“Honduras’s notorious criminality has worsened matters, too, as public health teams, already stretched thin by budget cuts and a lack of trained personnel, have been blocked by gangs from entering some of the most severely afflicted neighborhoods to educate residents and fumigate against mosquito infestations.”

Actions, Alerts, Resources 

Q&A: The Threats Facing Honduras’s Fight Against Corruption 
WOLA, January 15, 2020 

“Renewal of the mandate can be done through an exchange of letters between the executive branch and the OAS Secretary General. The delays in renewing the mission’s mandate have raised concerns that the Honduran government may be seeking to limit the powers of the mission and its ability to help investigate entrenched corruption.”

AILA Policy Brief: Public Access to Tent Courts Now Allowed, but Meaningful Access Still Absent 
AILA, January 10, 2020 

‘“Reports indicate that members of the press and public have been permitted to observe Master Calendar Hearings at the Brownsville and Laredo tent court facilities, in addition to the brick-and-mortar courts where the judges sit. However, this access has not been consistent with access allowed at other immigration courts across the country.”

Death, Damage, and Failure: Past, Present, and Future Impacts of Walls on the U.S.-Mexico Border 
ACLU Texas, Equal Voice for America’s Families, SBCC, Southwest Environmental Center, Sierra Club, Center for Biological Diversity December 2019 

“Clear evidence demonstrates that even as the number of agents doubled, then doubled again, and barriers came to line the 654 miles of the U.S. southern border, border crossers were not deterred.
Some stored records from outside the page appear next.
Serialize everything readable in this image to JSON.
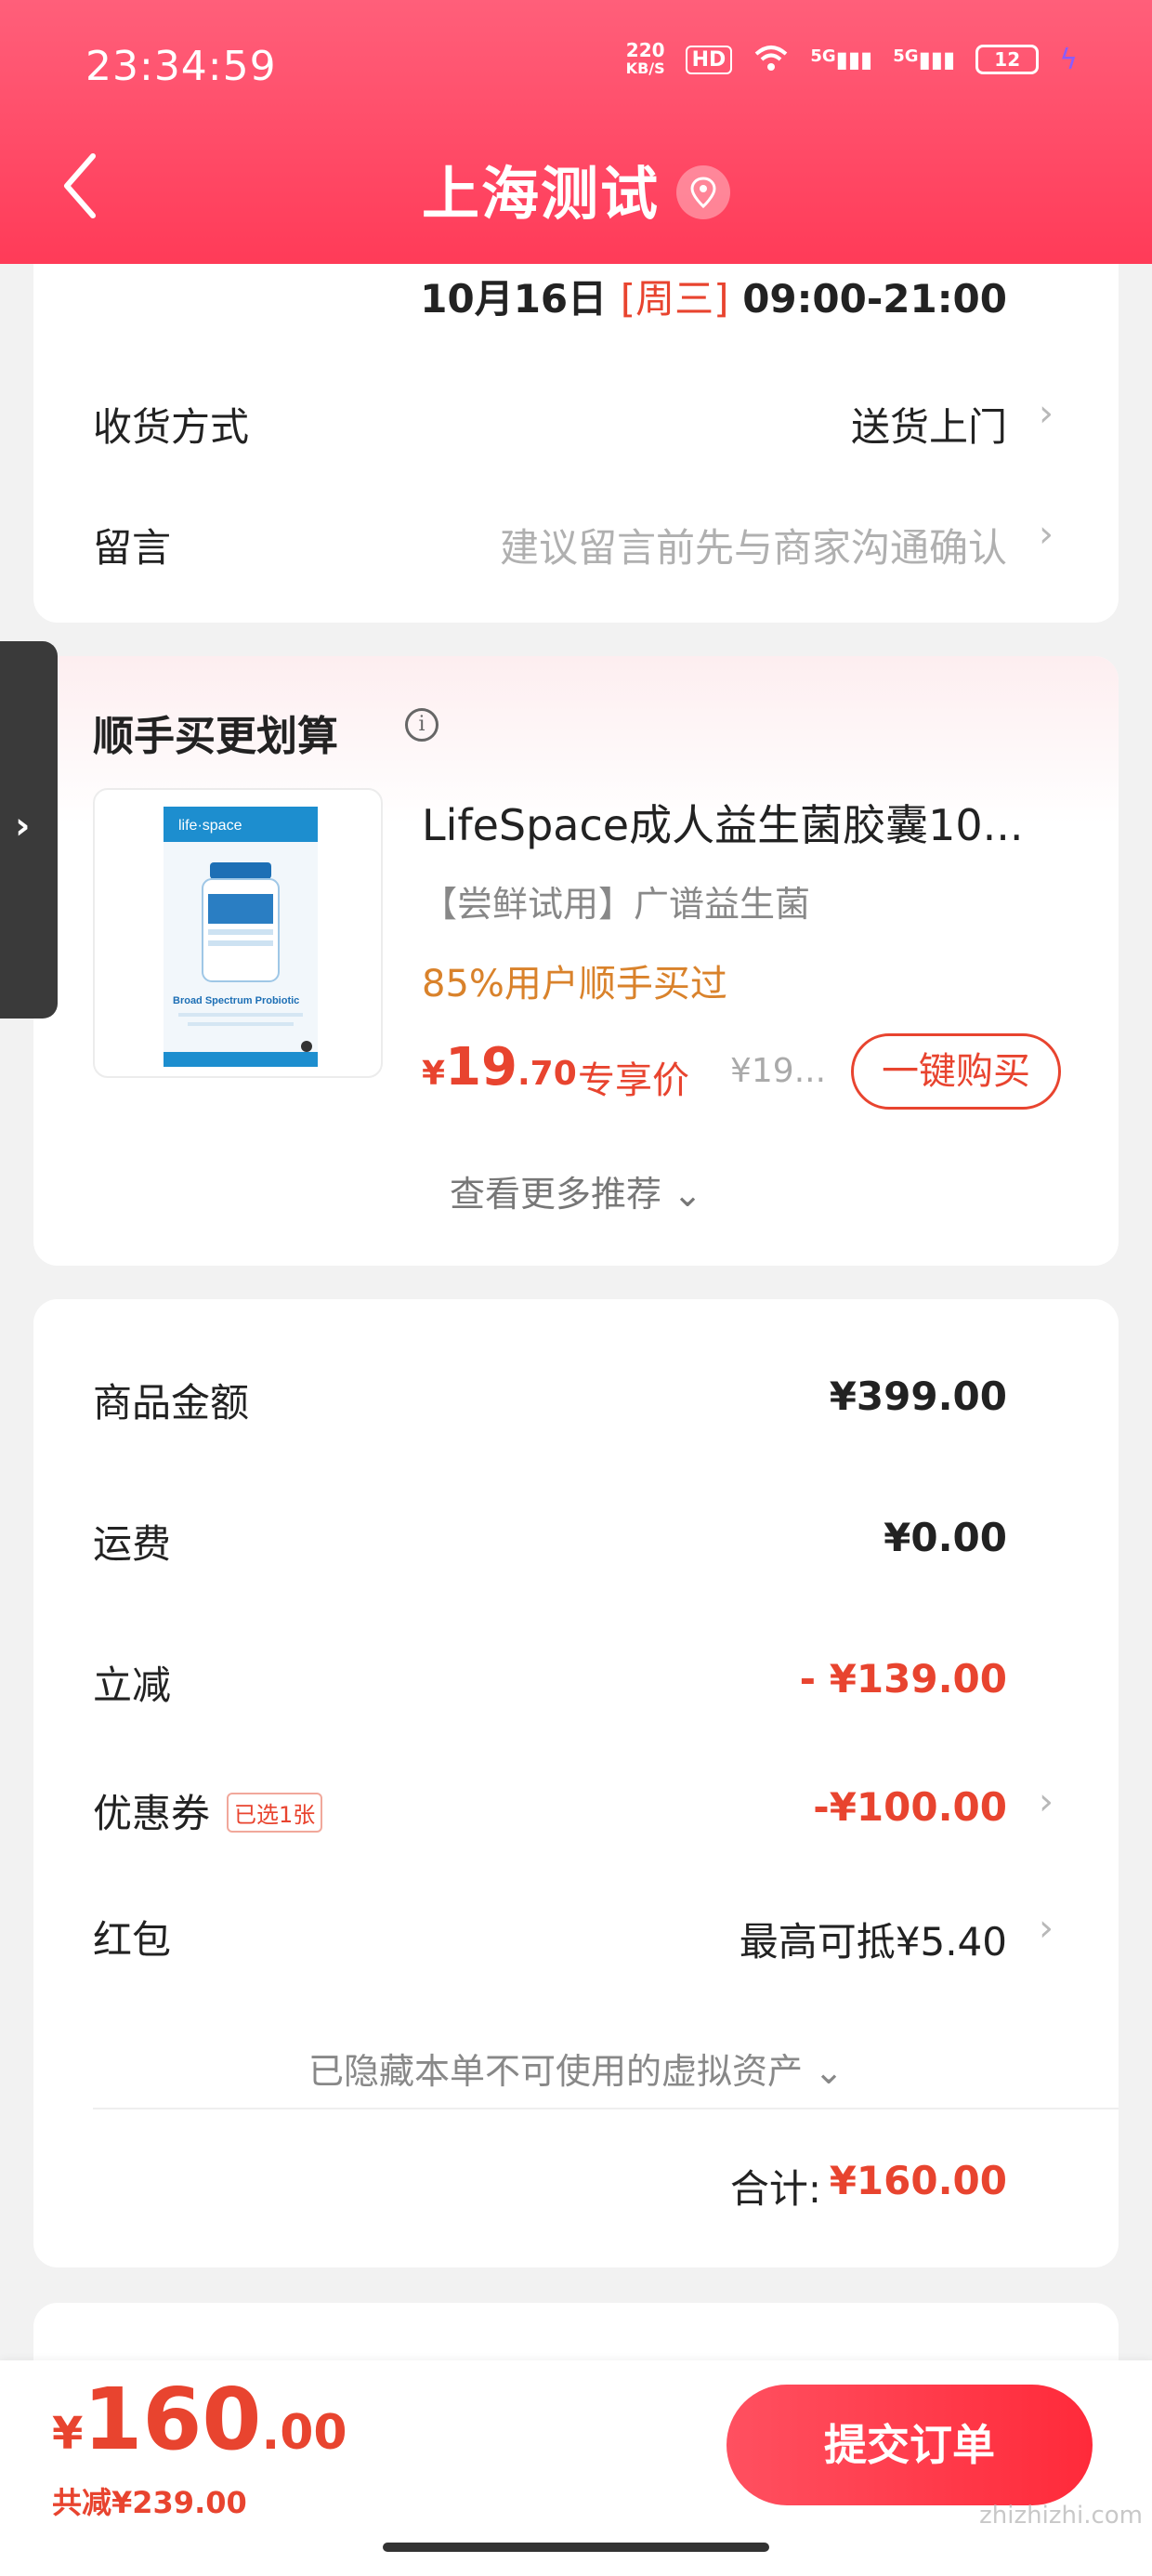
{
  "status_bar": {
    "time": "23:34:59",
    "net_speed_top": "220",
    "net_speed_bottom": "KB/S",
    "hd": "HD",
    "sig1": "5G",
    "sig2": "5G",
    "battery": "12"
  },
  "header": {
    "title": "上海测试"
  },
  "delivery": {
    "date": "10月16日",
    "weekday": "[周三]",
    "hours": "09:00-21:00",
    "method_label": "收货方式",
    "method_value": "送货上门",
    "message_label": "留言",
    "message_placeholder": "建议留言前先与商家沟通确认"
  },
  "recommend": {
    "title": "顺手买更划算",
    "product": {
      "name": "LifeSpace成人益生菌胶囊10...",
      "desc": "【尝鲜试用】广谱益生菌",
      "pct": "85%用户顺手买过",
      "price_yen": "¥",
      "price_int": "19",
      "price_dec": ".70",
      "price_tag": "专享价",
      "orig_price": "¥19...",
      "buy_label": "一键购买",
      "image_brand": "life·space",
      "image_label": "Broad Spectrum Probiotic"
    },
    "more": "查看更多推荐 ⌄"
  },
  "summary": {
    "goods_label": "商品金额",
    "goods_value": "¥399.00",
    "shipping_label": "运费",
    "shipping_value": "¥0.00",
    "discount_label": "立减",
    "discount_value": "- ¥139.00",
    "coupon_label": "优惠券",
    "coupon_badge": "已选1张",
    "coupon_value": "-¥100.00",
    "redpacket_label": "红包",
    "redpacket_value": "最高可抵¥5.40",
    "hidden_assets": "已隐藏本单不可使用的虚拟资产 ⌄",
    "total_label": "合计:",
    "total_value": "¥160.00"
  },
  "bottom_bar": {
    "yen": "¥",
    "int": "160",
    "dec": ".00",
    "saved": "共减¥239.00",
    "submit": "提交订单",
    "watermark": "zhizhizhi.com"
  },
  "colors": {
    "header_start": "#ff5f7a",
    "header_end": "#ff3b58",
    "accent": "#e8442f",
    "orange": "#d9822b"
  }
}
Border walls did however, inflict tremendous harm upon border communities, the sovereignty of Native American nations, and borderlands ecosystems.”

Border Observatory: US Immigration Court Observation Manual 
Hope Border Institute, December 2019 

“The US Immigration Court Observation Manual is meant for individuals, advocates and organizers as well as university groups and faith communities to do the critical work of monitoring immigration courts, not only at the US-Mexico border, but across the country.”

US: Mexican Asylum Seekers Ordered to Wait
HRW, December 23, 2019 

“The US Congress and federal oversight bodies and the United Nations High Commissioner for Refugees should urgently investigate the Trump administration’s treatment of Mexican asylum seekers at the border, Human Rights Watch said. Broder agencies should ensure they are treating asylum seekers in accordance with US and international law.”

“I Can’t Believe What’s Happening—What We’re Becoming”: A Memo from El Paso and Ciudad Juárez 
Adam Isacson, WOLA, December 19, 2019 

“These are people bearing a heavy burden, and many are traumatized by the human suffering they witness, the bottomless need for their work, and the mounting obstacles they must overcome to do it.”

The “Wall” Before the Wall: Mexico’s Crackdown on Migration at its Southern Border
Maureen Meyer and Adam Isacson, WOLA, December 17, 2019 

“Mexico dramatically intensified its migration enforcement efforts after the Trump administration threatened to impose tariffs on Mexican goods in June 2019. As a result of this crackdown, Mexican authorities’ apprehensions of migrants shot upward in June and July, more than tripling over the same period in 2018.”

RE: Implementation of the Migrant Protection Protocols (“MPP”) in Tamaulipas State 
CGRS AND ACLU, December 9, 2019 

“The MPP policy should be rescinded altogether for the reasons set forth in the district court’s order, among others. We write here, however to specifically address the implementation of the MPP in Tamaulipas State, Mexico, where as the federal government has consistently acknowledged, the extreme level of danger makes it especially unconscionable to returning migrants.”

Targeting El Paso
PBS Frontline, January 7, 2020 

“FRONTLINE investigates how El Paso, Texas became the Trump administration’s immigration policy testing ground, and then the target of a white supremacist. Interviews with current and former officials, Border Patrol agents, advocates and migrants tell the inside story from the epicenter of the border crisis.”

*The Central America/Mexico Migration News Brief is a selection of relevant news articles, all of which do not necessarily reflect the viewpoint of the Latin America Working Group.